Would you be able to survive on $49.50 a day?
Well, clearly, for a lot of Australians, it’s tough and the government’s making it tougher. We want to see more employment opportunities, not less. At the moment the government is making decisions which will make it harder for businesses to employ people. Unemployment at the moment’s at three and a half per cent – an historic low, but it should be lower and there are jobs out there at the moment that just can’t be filled. We want to see more people in to work and we don’t want to see a government that is making it harder for Australians.
As a former health minister and a father, do you believe recreational vaping should be stamped out?

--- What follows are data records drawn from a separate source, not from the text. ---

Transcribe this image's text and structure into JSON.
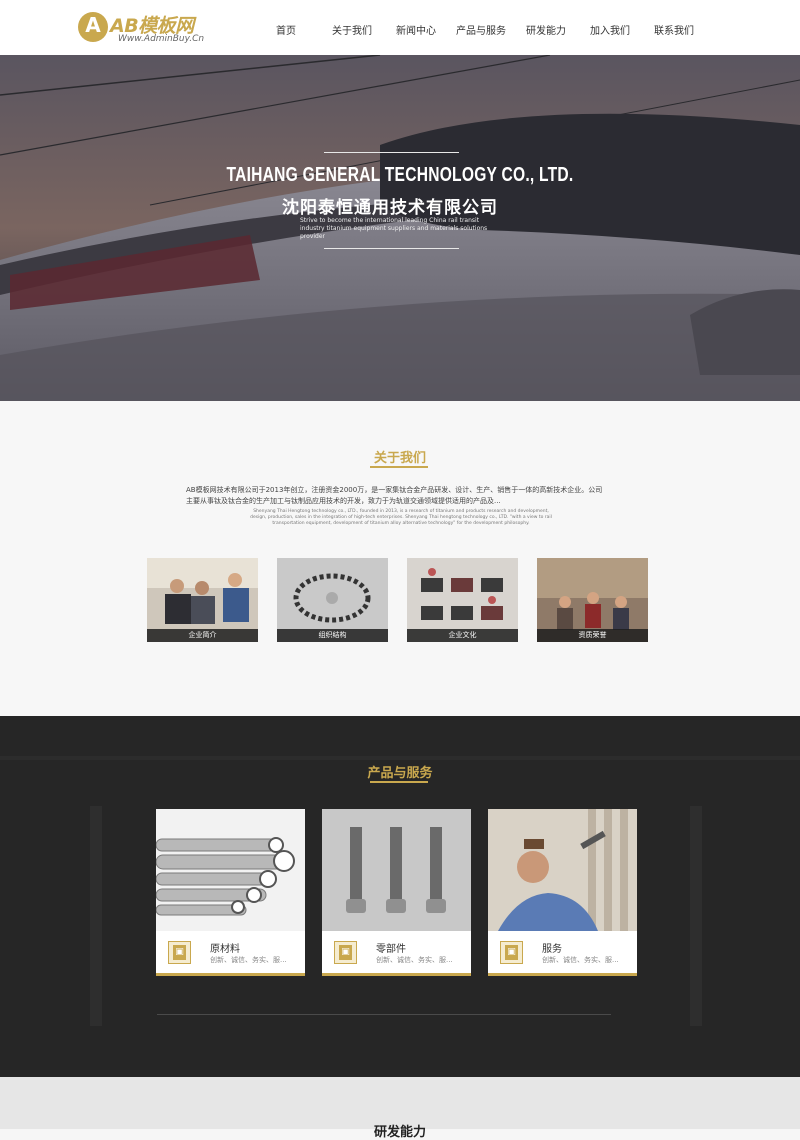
{
  "logo": {
    "mark": "A",
    "name": "AB模板网",
    "subtitle": "Www.AdminBuy.Cn"
  },
  "nav": {
    "items": [
      "首页",
      "关于我们",
      "新闻中心",
      "产品与服务",
      "研发能力",
      "加入我们",
      "联系我们"
    ]
  },
  "hero": {
    "title_en": "TAIHANG GENERAL TECHNOLOGY CO., LTD.",
    "title_cn": "沈阳泰恒通用技术有限公司",
    "desc": "Strive to become the international leading China rail transit industry titanium equipment suppliers and materials solutions provider"
  },
  "about": {
    "title": "关于我们",
    "text_cn": "AB模板网技术有限公司于2013年创立，注册资金2000万，是一家集钛合金产品研发、设计、生产、销售于一体的高新技术企业。公司主要从事钛及钛合金的生产加工与钛制品应用技术的开发，致力于为轨道交通领域提供适用的产品及...",
    "text_en": "Shenyang Thai Hengtong technology co., LTD., founded in 2013, is a research of titanium and products research and development, design, production, sales in the integration of high-tech enterprises. Shenyang Thai hengtong technology co., LTD. \"with a view to rail transportation equipment, development of titanium alloy alternative technology\" for the development philosophy.",
    "cards": [
      {
        "label": "企业简介"
      },
      {
        "label": "组织结构"
      },
      {
        "label": "企业文化"
      },
      {
        "label": "资质荣誉"
      }
    ]
  },
  "products": {
    "title": "产品与服务",
    "items": [
      {
        "name": "原材料",
        "desc": "创新、诚信、务实、服..."
      },
      {
        "name": "零部件",
        "desc": "创新、诚信、务实、服..."
      },
      {
        "name": "服务",
        "desc": "创新、诚信、务实、服..."
      }
    ]
  },
  "research": {
    "title": "研发能力"
  },
  "colors": {
    "gold": "#c9a84e",
    "dark": "#262626"
  }
}
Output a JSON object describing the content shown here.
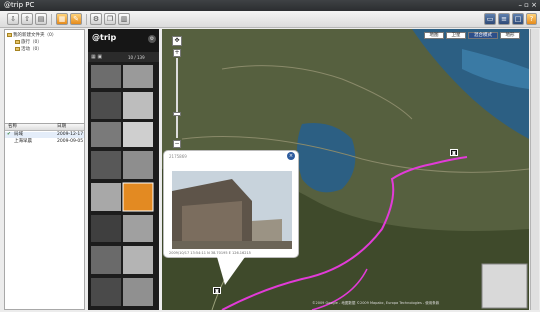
{
  "app": {
    "title": "@trip PC"
  },
  "colors": {
    "route": "#e23bd8",
    "titlebar": "#2f3134",
    "water": "#2c5f83"
  },
  "icons": [
    "app-icon",
    "import-icon",
    "export-icon",
    "folder-icon",
    "photo-icon",
    "edit-icon",
    "settings-icon",
    "window-icon",
    "map-icon",
    "grid-icon",
    "help-icon"
  ],
  "tree": {
    "root": "我的新建文件夹（0）",
    "children": [
      "旅行（0）",
      "活动（0）"
    ]
  },
  "list": {
    "headers": [
      "名称",
      "日期"
    ],
    "rows": [
      {
        "name": "局域",
        "date": "2009-12-17"
      },
      {
        "name": "上海早晨",
        "date": "2009-09-05"
      }
    ]
  },
  "strip": {
    "logo": "@trip",
    "counter": "10 / 139"
  },
  "map": {
    "types": [
      "地图",
      "卫星",
      "混合模式",
      "地形"
    ],
    "active_type": "混合模式",
    "popup": {
      "caption": "2009/10/17 13:54:11  N 38.70195  E 126.16215",
      "header": "2175869"
    },
    "copyright": "©2009 Google - 地图数据 ©2009 Mapabc, Europa Technologies - 使用条款"
  }
}
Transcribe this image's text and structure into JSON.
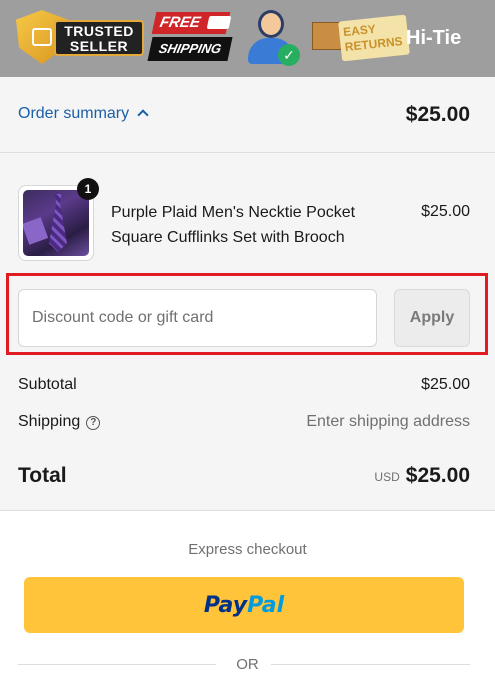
{
  "header": {
    "badges": {
      "trusted_seller": "TRUSTED SELLER",
      "free_top": "FREE",
      "free_bottom": "SHIPPING",
      "easy_returns": "EASY RETURNS"
    },
    "brand": "Hi-Tie"
  },
  "summary_bar": {
    "toggle_label": "Order summary",
    "total": "$25.00"
  },
  "cart": {
    "items": [
      {
        "name": "Purple Plaid Men's Necktie Pocket Square Cufflinks Set with Brooch",
        "quantity": "1",
        "price": "$25.00"
      }
    ]
  },
  "discount": {
    "placeholder": "Discount code or gift card",
    "apply_label": "Apply",
    "highlight_color": "#e01b22"
  },
  "totals": {
    "subtotal_label": "Subtotal",
    "subtotal_value": "$25.00",
    "shipping_label": "Shipping",
    "shipping_value": "Enter shipping address",
    "total_label": "Total",
    "currency": "USD",
    "total_value": "$25.00"
  },
  "express": {
    "title": "Express checkout",
    "paypal_pay": "Pay",
    "paypal_pal": "Pal",
    "paypal_color": "#ffc439",
    "or_label": "OR"
  },
  "icons": [
    "shopping-bag-icon",
    "truck-icon",
    "support-agent-icon",
    "checkmark-icon",
    "box-icon",
    "chevron-up-icon",
    "help-icon"
  ]
}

Well, a couple of points. Firstly, as Health Minister, I was proud to set up the $20 billion Medical Research Future Fund. We increased the number of GP places, we increased spending right across the portfolio, in particular into public hospitals, where during my time, spending and our investment into hospitals went up by 16 per cent. On the issue of vaping, again, we will wait to see what the government has to say, but I do think there is a significant problem in our country, it needs to be addressed, and we would support the government in sensible measures which saw a reduction in the vaping rates. In government, again, one of my proudest achievements as Health Minister following the work of Tony Abbott and others, was to see the smoking rates reduced to some of the lowest in the world. I don’t want to see those smoking rates go back up. I don’t want to see vaping as a gateway into smoking. I want to see us prioritise the health – particularly of young people. So, we will support sensible measures, but we haven’t seen anything yet from the government by way of detail, so we’ll wait to see that.
The Nationals want to go the other way in government and regulate vaping the way cigarettes are. Do you back that move?
Well, we’ll have a discussion once we get the details from the government.
Has Scott Morrison told you he’s resigning from Parliament soon?
No, he hasn’t. I had dinner with Scott the other night. He’s obviously a distinguished former prime minister of our country and in relation to his own future, well, that’s a question for him.
Are you looking forward to another by-election, hot on the heels of Aston?
Well, as I say, his future is a question for him and he can make a comment in relation to that at the appropriate time if that is necessary.
All good? Thanks very much, guys. Thank you.